There are many things on the seabed, not only electricity and fibre-optic cables but pipelines as well. The National Security Council looks at all these threats to our infrastructure, and we advise all the parts of the infrastructure estate regularly and keep an eye on all of it.
My Lords, the Minister was right in saying that there is resilience in the system, and he pointed out that the system is owned by a disparate group of business people. In the event that there is a successful attack on some elements of the transatlantic bandwidth, what plans are now being put in place to deliver that bandwidth to the most important traffic that has to happen? In other words, it is all very well having resilience, but if that resilience is not available for the most important transactions then it is no good. What plans are being put in place to ensure that that response would be available?
That is a good point. It is not just transatlantic cables that are important here; the Policy Exchange report gives examples of other areas in the world where cables have broken. I am not going to say exactly what the mitigation measures are but that is what the national risk assessment is for, and the National Security Council looks at that.

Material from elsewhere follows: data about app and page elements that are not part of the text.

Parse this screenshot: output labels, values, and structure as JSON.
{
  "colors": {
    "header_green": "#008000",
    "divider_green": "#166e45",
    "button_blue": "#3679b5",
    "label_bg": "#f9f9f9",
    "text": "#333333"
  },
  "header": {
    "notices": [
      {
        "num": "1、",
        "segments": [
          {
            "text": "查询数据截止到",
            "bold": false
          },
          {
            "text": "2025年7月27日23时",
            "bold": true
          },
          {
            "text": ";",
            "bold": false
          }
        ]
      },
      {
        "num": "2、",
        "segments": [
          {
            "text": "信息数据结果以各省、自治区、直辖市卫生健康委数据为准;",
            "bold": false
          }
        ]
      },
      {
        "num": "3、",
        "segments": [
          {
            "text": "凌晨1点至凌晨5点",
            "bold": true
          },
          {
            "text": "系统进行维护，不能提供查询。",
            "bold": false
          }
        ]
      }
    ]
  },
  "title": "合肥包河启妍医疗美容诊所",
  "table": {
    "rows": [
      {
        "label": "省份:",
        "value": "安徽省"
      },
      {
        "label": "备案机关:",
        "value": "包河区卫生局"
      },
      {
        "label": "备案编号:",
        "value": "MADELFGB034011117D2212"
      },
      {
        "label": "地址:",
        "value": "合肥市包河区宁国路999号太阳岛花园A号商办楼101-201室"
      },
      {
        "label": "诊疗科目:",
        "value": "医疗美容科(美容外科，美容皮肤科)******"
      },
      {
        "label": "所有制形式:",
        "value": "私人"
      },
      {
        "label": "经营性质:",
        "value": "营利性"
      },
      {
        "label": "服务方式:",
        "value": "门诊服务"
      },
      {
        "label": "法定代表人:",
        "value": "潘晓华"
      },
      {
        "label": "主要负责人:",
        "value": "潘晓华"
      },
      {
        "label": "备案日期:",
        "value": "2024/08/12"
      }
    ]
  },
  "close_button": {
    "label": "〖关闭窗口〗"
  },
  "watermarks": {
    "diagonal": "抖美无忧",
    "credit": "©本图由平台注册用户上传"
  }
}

My Lords, the Minister will be aware that we first became very concerned about our cables in the 1970s; indeed, we built HMS “Challenger” at great cost to work on these cables and look at where there had been attacks and what had been done. We got rid of her when the Cold War stopped. The Russians have now started investing very heavily in nuclear submarines that can go deep and carry out attacks on these cables. At the end of the Cold War we had probably the best antisubmarine warfare and undersea warfare capability in the world, but that has slowly been eroded. What are we planning to do to look at the cables that are in deep water? The Type 26 programme is late and slow, with only a small number of ships coming, while the MPAs are still not with us. What are we doing to have ships and platforms that will enable us to go and check these lines, repair them and do the necessary work?

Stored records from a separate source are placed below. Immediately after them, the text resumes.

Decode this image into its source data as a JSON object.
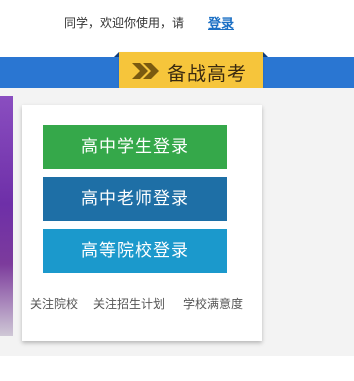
{
  "header": {
    "welcome_text": "同学，欢迎你使用，请",
    "login_link": "登录"
  },
  "banner": {
    "title": "备战高考",
    "icon": "double-chevron-right-icon"
  },
  "login_buttons": [
    {
      "label": "高中学生登录"
    },
    {
      "label": "高中老师登录"
    },
    {
      "label": "高等院校登录"
    }
  ],
  "footer_links": [
    {
      "label": "关注院校"
    },
    {
      "label": "关注招生计划"
    },
    {
      "label": "学校满意度"
    }
  ],
  "colors": {
    "nav_blue": "#2a76d2",
    "banner_yellow": "#f6c53b",
    "student_green": "#35a84a",
    "teacher_blue": "#1e6fa6",
    "college_cyan": "#1b99cc",
    "link_blue": "#1a6fc4"
  }
}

As far as repairing them is concerned, the individual companies are responsible for that. The noble Lord asked roughly the same question in December last year, and my noble friend said that, although he could not go into details about the UK’s antisubmarine capability, any threat to the UK infrastructure is taken extremely seriously. Nowadays it is not just submarines, of course; any so-called civilian vessel that can have drones on board can do the same. The main defence is resilience and lots of different cables, because there are just over half a million miles of cable to monitor in the world.